Despite the indelible hook and stirring strings, the song would be nothing without the recently released video. The video is tailor-made for the commercialism as patriotism idea Del Rey posits. In typical Del Rey fashion, the visuals are paint-by-numbers where the palette's all sepia. Gone though are the nostalgic "found" videos, replaced with a riveting recreation of the JFK/Jackie O/Marilyn Monroe "love triangle." At the beginning, out trots Del Rey doing her best Monroe and coyly wishing President Kennedy (played by NY-rapper A$AP Rocky) a Happy Birthday. A$APs calm and collected as the round of applause dissolves, replaced by far-off cries from the assassination. 
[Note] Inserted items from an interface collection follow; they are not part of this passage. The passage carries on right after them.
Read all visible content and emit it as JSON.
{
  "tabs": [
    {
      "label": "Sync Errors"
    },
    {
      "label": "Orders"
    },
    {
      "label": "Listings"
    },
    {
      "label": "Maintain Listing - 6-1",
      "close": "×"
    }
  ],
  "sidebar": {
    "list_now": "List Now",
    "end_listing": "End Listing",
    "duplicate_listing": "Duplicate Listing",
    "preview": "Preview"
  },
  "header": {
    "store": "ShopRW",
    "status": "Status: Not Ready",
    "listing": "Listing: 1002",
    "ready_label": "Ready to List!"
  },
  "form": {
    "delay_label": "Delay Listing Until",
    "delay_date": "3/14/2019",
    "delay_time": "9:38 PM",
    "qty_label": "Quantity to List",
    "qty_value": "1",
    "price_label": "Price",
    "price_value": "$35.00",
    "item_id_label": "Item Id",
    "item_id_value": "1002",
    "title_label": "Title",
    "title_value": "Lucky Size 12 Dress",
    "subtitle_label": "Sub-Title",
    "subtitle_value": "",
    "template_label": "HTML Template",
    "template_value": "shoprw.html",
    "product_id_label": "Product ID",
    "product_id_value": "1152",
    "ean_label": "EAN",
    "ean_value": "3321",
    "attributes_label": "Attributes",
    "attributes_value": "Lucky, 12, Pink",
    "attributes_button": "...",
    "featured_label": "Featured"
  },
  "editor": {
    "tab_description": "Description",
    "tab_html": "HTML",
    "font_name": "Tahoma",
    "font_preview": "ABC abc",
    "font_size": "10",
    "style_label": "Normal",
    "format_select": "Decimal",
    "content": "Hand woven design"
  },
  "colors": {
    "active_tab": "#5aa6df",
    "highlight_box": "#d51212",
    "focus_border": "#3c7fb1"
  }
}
We soon see Del Rey and A$AP hand-in-hand as the Kennedys out on the lawn enjoying a summer day as the sun beams into the camera. What follows is a montage of: the couple in a makeshift war-room, running along the beach, cutting a rug, and out on the lake. This image in particular is moving, as Del Rey stares into the camera and begs A$AP to call her his "National Anthem." At the time, the heaven in his eyes isn't enough, in a world run by money it's never enough.

Eventually the "anthem" becomes a nightmare for Del Rey as her husband's blood is spilled. "I loved him I loved him I loved," Del Rey affirms as the strings play a funereal figure. All the questions of real and fake are gone for her, the lines no longer "blurred." The blue in the skies means more than green ever could. For all the glitz and glamour, it's Del Rey's love that lasts the longest and has the greatest value. If the song's a love story for the "New Age," it's an aberration, conspicuously cast against type. 

Tuesday, July 3, 2012

"New God Flow"

Kanye West has an unimpeachable record of releasing new tracks at award shows. In 2008, leading up to 808s and Heartbreak, he dropped the drum-heavy "Love Lockdown" at the VMA's. Two years later, he was back with G.O.O.D Music cohort Pusha-T debuting the genre-bending "Runaway." The moment was undeniably huge and the highlight of the night. At the BET Award's on Sunday, Kanye & Pusha linked up again and released a cut from Cruel Summer, the forthcoming G.O.O.D. Music collabo album. It's a far-cry from Kanye's soulful sounds, seeing the Chicago M.C. spitting over a clobbering drum beat. Entering on a Ghostface Killah sample, Pusha-T snarls through his verse, sounding more devilish than God-like. Kanye bids farewell to Whitney Houston, claims to be living the dream of Rodney King, and hilariously re-interprets Full Metal Jacket's "I Don't Know," scene. "From most hated to champion God flow, I guess that's a feeling only me and LeBron know," he quips. With tracks like these, G.O.O.D. Music proves that in a Summer filled with heat, no rap label is hotter.

"New God Flow"